The COVID-19 situation in Minnesota continues to evolve as Monday's report from the Minnesota Department of Health shows that two more people have died and nearly 500 patients have tested positive for the disease caused by the novel coronavirus.
The newly reported deaths were one person in their 80s and one person in there 90s. One victim was from a long-term care facility and the other lived in a private residence, the Department of Health said. Minnesota's death toll from the virus since mid-March is 1,504 – 1,172 of whom were residents of long-term care or assisted-living facilities.
Eight of the 499 positive tests in Monday's report have been removed for an official tally of 491. Cases are removed for a variety of reasons, including patients being from another state and false positive test results.
The positive cases are the result of 13,937 tests, creating a daily positive test rate of 3.5%. The positive test rates for each day of reporting over the past eight days are:
- Monday: 7.6%
- Tuesday: 10.2%
- Wednesday: 5.9%
- Thursday: 4.6%
- Friday: 2.96%
- Saturday: 5.00%
- Sunday: 5.5%
- Monday: 3.5%
The World Health Organization says that a 14-day positive test rate of below 5 percent is the key to keeping businesses open. Minnesota's 7-day rolling average, as of Sunday's report, was 5.11%, according to Johns Hopkins University.
Coronavirus in Minnesota by the numbers:
- Tests: 768,989 (up from 755,052)
- Confirmed cases: 42,772 (up from 42,281)
- Deaths: 1,504 (up from 1,502)
- Still hospitalized: 247 (down from 251)
- Patients in intensive care: 114 (down from 123)
- Patients no longer requiring isolation: 37,199 (up from 36,582)
It should be noted that figures from Monday tend to not represent the full picture in. Minnesota, as a result of reporting lags from the weekend.

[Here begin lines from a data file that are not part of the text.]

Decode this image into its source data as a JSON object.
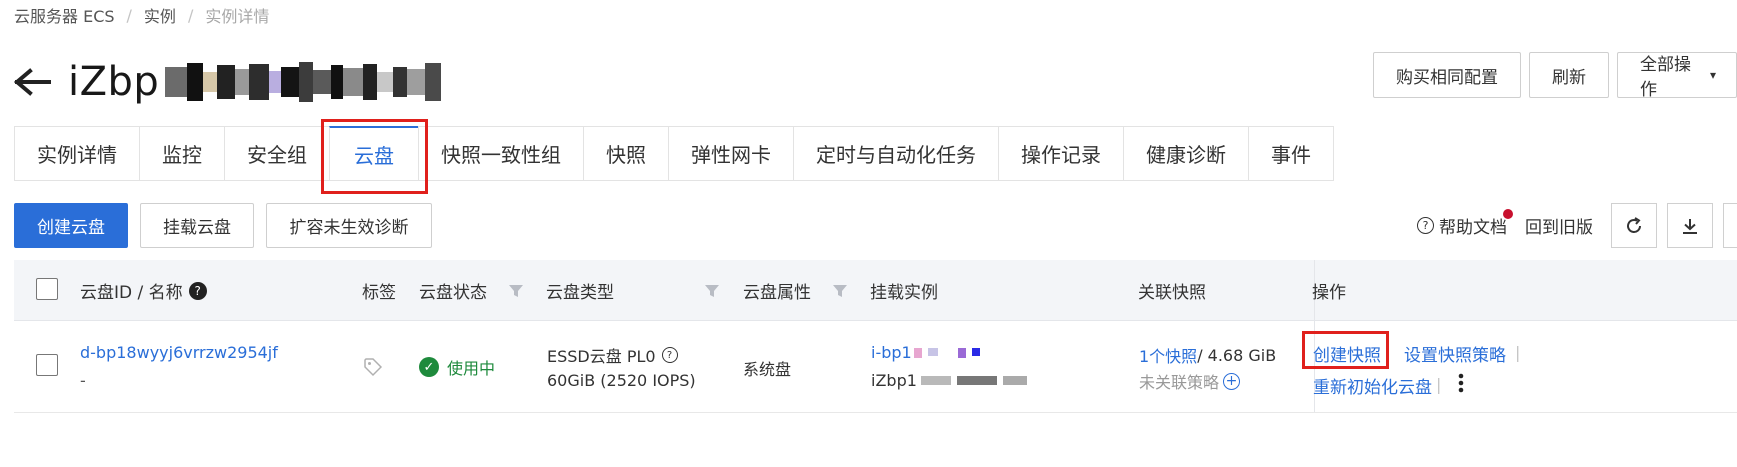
{
  "breadcrumb": {
    "items": [
      "云服务器 ECS",
      "实例",
      "实例详情"
    ],
    "separator": "/"
  },
  "header": {
    "title": "iZbp"
  },
  "top_actions": {
    "buy_same": "购买相同配置",
    "refresh": "刷新",
    "all_ops": "全部操作"
  },
  "tabs": [
    "实例详情",
    "监控",
    "安全组",
    "云盘",
    "快照一致性组",
    "快照",
    "弹性网卡",
    "定时与自动化任务",
    "操作记录",
    "健康诊断",
    "事件"
  ],
  "active_tab": "云盘",
  "toolbar": {
    "create_disk": "创建云盘",
    "attach_disk": "挂载云盘",
    "resize_diag": "扩容未生效诊断"
  },
  "toolbar_right": {
    "help_docs": "帮助文档",
    "old_version": "回到旧版"
  },
  "table": {
    "columns": {
      "id_name": "云盘ID / 名称",
      "tags": "标签",
      "status": "云盘状态",
      "type": "云盘类型",
      "attribute": "云盘属性",
      "instance": "挂载实例",
      "snapshot": "关联快照",
      "ops": "操作"
    },
    "rows": [
      {
        "id": "d-bp18wyyj6vrrzw2954jf",
        "name": "-",
        "status": "使用中",
        "type": "ESSD云盘 PL0",
        "spec": "60GiB (2520 IOPS)",
        "attribute": "系统盘",
        "instance_id": "i-bp1",
        "instance_name": "iZbp1",
        "snapshot_count": "1个快照",
        "snapshot_size": " / 4.68 GiB",
        "snapshot_policy": "未关联策略",
        "actions": {
          "create_snapshot": "创建快照",
          "set_policy": "设置快照策略",
          "reinit": "重新初始化云盘"
        }
      }
    ]
  },
  "colors": {
    "accent": "#2a6ed8",
    "highlight": "#e0201c",
    "success": "#1e8a3c"
  }
}
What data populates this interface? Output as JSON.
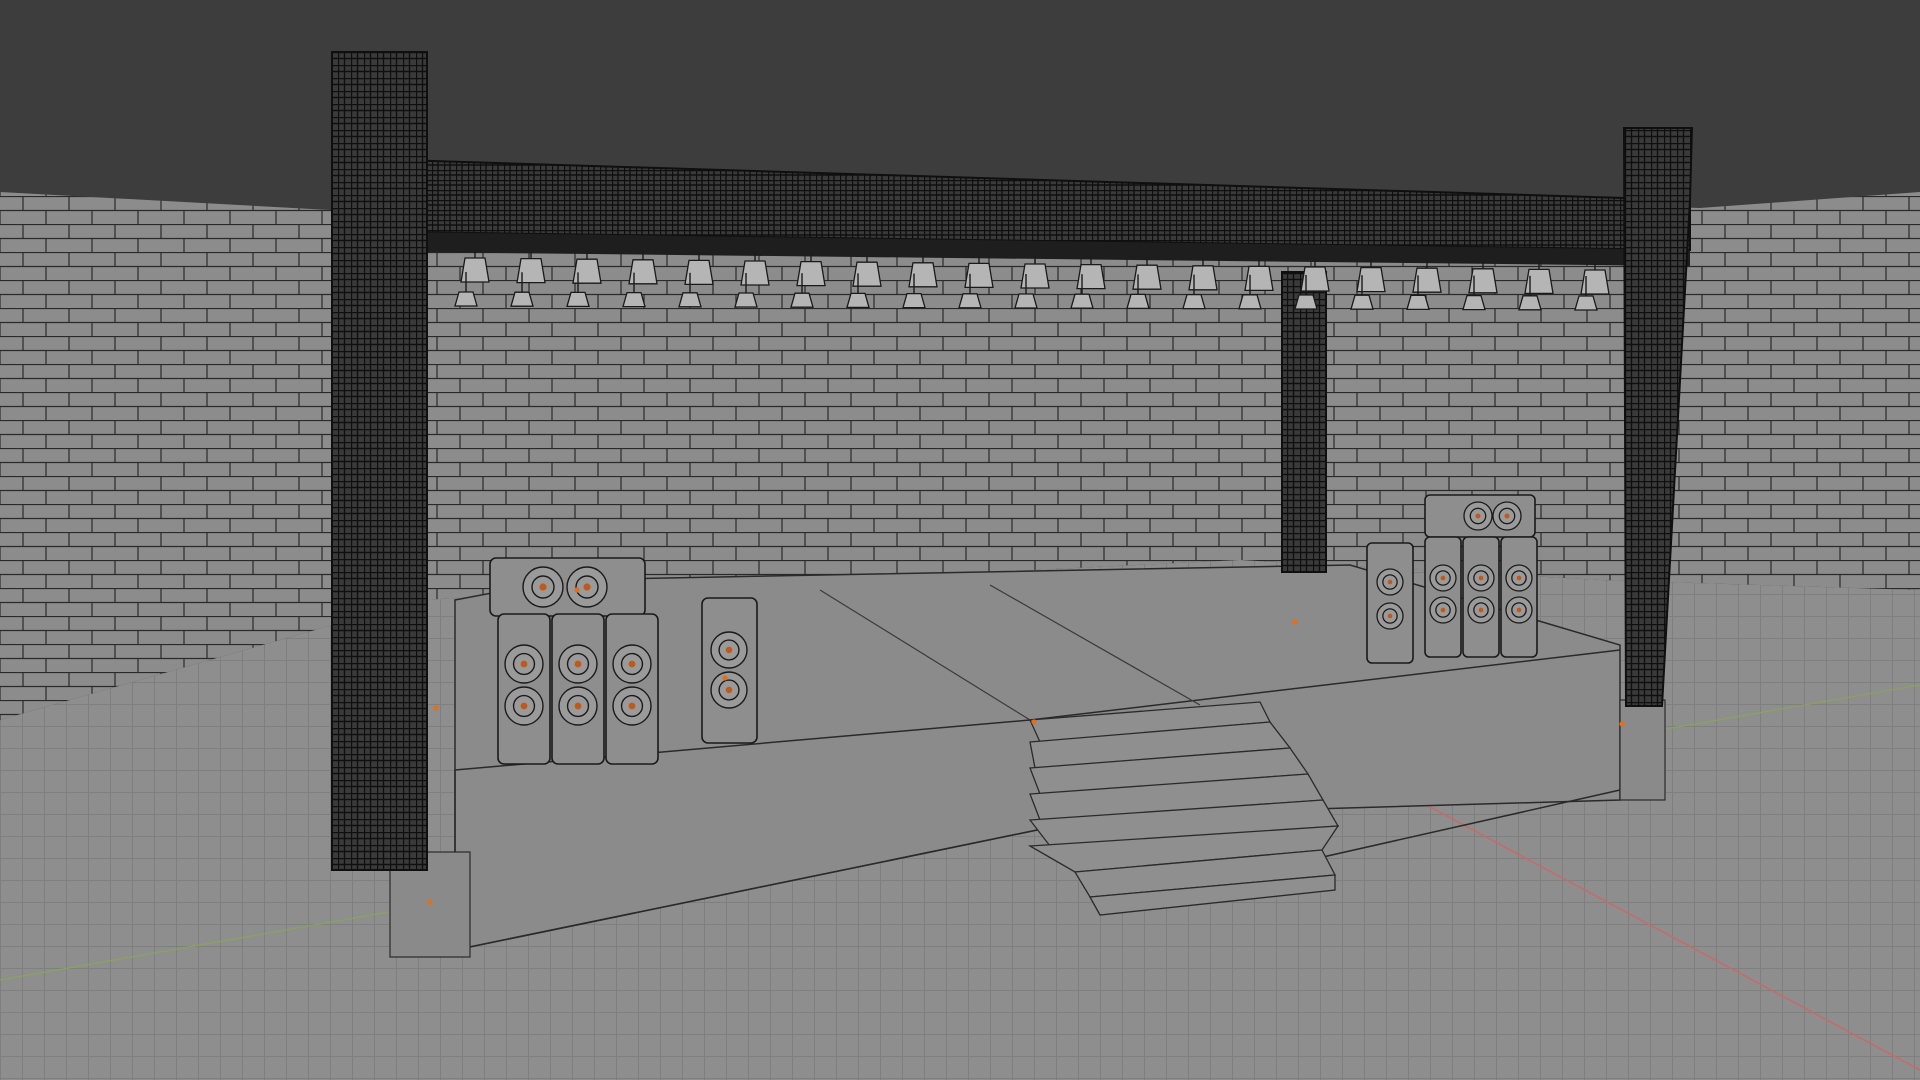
{
  "viewport": {
    "label": "",
    "shading": "solid",
    "overlay": "wireframe"
  },
  "scene": {
    "objects": [
      "wall",
      "floor-grid",
      "stage-platform",
      "stage-steps",
      "truss-left-pillar",
      "truss-right-pillar",
      "truss-back-pillar",
      "truss-top-beam",
      "stage-light",
      "speaker-stack-left",
      "speaker-left-single",
      "speaker-stack-right",
      "speaker-right-single"
    ],
    "stage_light_count": 42,
    "colors": {
      "background": "#3d3d3d",
      "wall": "#8a8a8a",
      "wire": "#1a1a1a",
      "floor": "#8e8e8e",
      "grid_line": "#7b7b7b",
      "x_axis": "#c76a6a",
      "y_axis": "#8aa35c",
      "origin_point": "#e0701c"
    }
  }
}
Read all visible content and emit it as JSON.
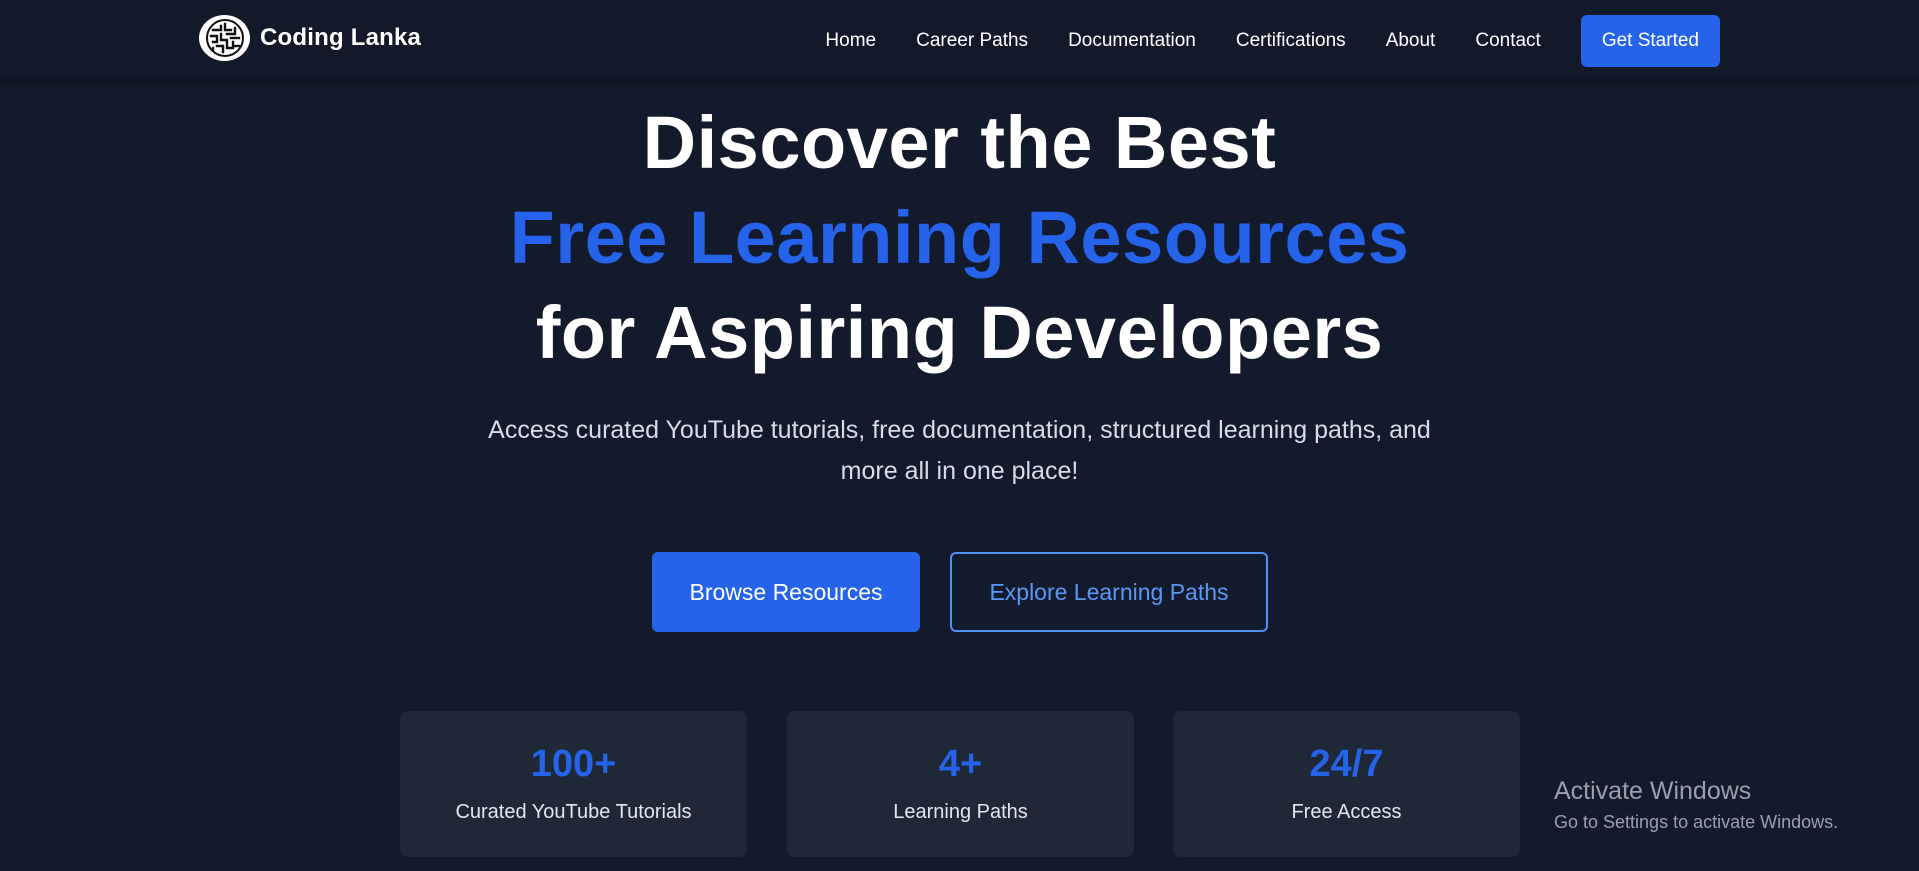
{
  "nav": {
    "brand": "Coding Lanka",
    "links": [
      "Home",
      "Career Paths",
      "Documentation",
      "Certifications",
      "About",
      "Contact"
    ],
    "cta": "Get Started"
  },
  "hero": {
    "line1": "Discover the Best",
    "line2": "Free Learning Resources",
    "line3": "for Aspiring Developers",
    "subtitle": "Access curated YouTube tutorials, free documentation, structured learning paths, and more all in one place!",
    "primary_button": "Browse Resources",
    "secondary_button": "Explore Learning Paths"
  },
  "stats": [
    {
      "value": "100+",
      "label": "Curated YouTube Tutorials"
    },
    {
      "value": "4+",
      "label": "Learning Paths"
    },
    {
      "value": "24/7",
      "label": "Free Access"
    }
  ],
  "watermark": {
    "title": "Activate Windows",
    "subtitle": "Go to Settings to activate Windows."
  },
  "colors": {
    "background": "#131a2b",
    "accent": "#2563eb",
    "card": "#1f2837"
  },
  "icons": {
    "logo": "maze-logo-icon"
  }
}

There have been 38 patients deemed to have "probably" died from COVID-19, though that total isn't included in the aforementioned death toll. Those cases represent victims who never received a COVID-19 test, but for whom doctors believe within a reasonable degree of certainty that the virus caused their death.